UPDATE: Mike Arrington personally apologized for the blunder on TechCrunch: “Yes, there is nothing you can say to make us feel worse. And, yes, we can never make fun of anyone doing this again without pointing back to this post.”
ORIGINAL POST: Exactly 452 people applied to the TechCrunch Disrupt Hackathon. How do we know? The organizers just sent out a blast email thanking applications for their submissions, everyone cc’ed in plain sight. “Our industry-wide nightmare of publicly disclosed email addresses continues,” says the source who passed the email along. Applicants have now been flooded with reply-alls from others joking and venting about the massive bcc fail; more than 27 responses and growing, we hear.

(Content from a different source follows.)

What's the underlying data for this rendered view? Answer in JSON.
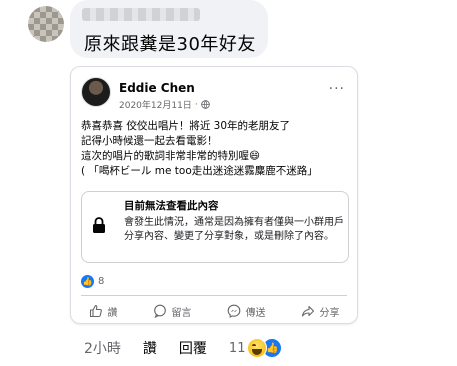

“Total fuck up amidst craziness of trying to plan for three times the size we expected. We feel horrible about it. The thread seems to have taken a life of it’s own and restored my faith in humanity, though!,” organizer Tarikh Karula said when Betabeat asked for comment.
The episode reminds us of when the NYC Startup Job Fair failed to blind copy applicants who had been rejected, spawning reply-all outrage and a counter-job fair.
Some sample reply-alls:
“If I never had a contact list to auction off to headhunters, I do now… =X”
“They just figured that in the spirit of social networking it’d be a good idea for us to all…uh…socialize. “
“hmm, anyone have a place where 450 others can crash for a night?”
Could someone set up a quick-and-dirty message board/forum whereby
1) people looking for other hackers to join their project can post a “stealth-version” of their idea and the type of hacker they are looking for
2) people looking for projects can post their qualifications to help the projects in “1″
This will be my first time at the hackathon and I’m torn between blazing on my project or on someone else’s project.”
“botanica bar, mulberry & houston @ 6:30 gogogo”
“They’re kind of boring, actually, except for an animated GIF of Patrick Stewart,” our original source said. “Mostly people trying to get traffic for their startup or making some other (more logical?) way for everyone to connect. It seems like #tcleakers is the hashtag of choice, tho.”
The level of irritation varied from hacker to hacker. “Dear @techcrunch, thanks for sending 400+ hackers an open email about the Disrupt hackathon. I assumed you knew how to use email. #wtf,” tweeted Alex Barbara. “Dear @techcrunch thanks for giving me the email’s of 400+ hackers for the NYC Disrupt Hackathon #TechCrunchEmailFail,” writes Bryan Beshore. “I might possibly have to change my email address due to @techcrunch disrupt #bccfail,” tweets Christian Croft.
The leak inspired some people to joke around and others to hustle. A business development staffer at a local start-up has already asked Betabeat for the list. We also received a response to our request for forwards from an enterprising hacker whose start-up is “a perfect fit for saving the reactions to the email thread.” Some speculated that the emails were being copied into spreadsheets everywhere for future spamming.
The group also has some calling to form a coaltion. “The heavenly powers that be wanted the future leaders to be connected. Let’s stay in touch ladies and gents. We are the future!! LETS HACK,” one communications strategist wrote to the list. Another applicant started a Google spreadsheet.
UPDATE: Disrupt organizers just apologized to the list for the mistake and asked everyone to quit replying all. They’re also “removing” anyone who has replied all–we’ve emailed Mr. Korula to find out what that means, exactly.
We apologize for the email blunder earlier this afternoon.
While it has come to our attention that one of the coordinators of the hackathon had exposed our applicants email addresses, we are also aware of the nuisance the thread has become. We’d like to ask everyone at this time to stop replying all as not to negatively disrupt all 500 applicants on the list
IMPORTANT: To help manage the problem of unwanted emails we will be monitoring the thread and removing anyone who has replied all to the list of potential applicants. This will take effect within the next hour.
We appreciate your understanding and patience.
UPDATE: The threat to remove applicants who reply all is fake! It was a user posing as an organizer who admitted it to one user who had panicked. “BTW, this is fake. While I don’t want TechCrunch to look “worse” than they already do from this, I simply didn’t want to get another frick’n email. I created this account to shut everyone up, not make tech crunch look bad,” the impersonator wrote to the list.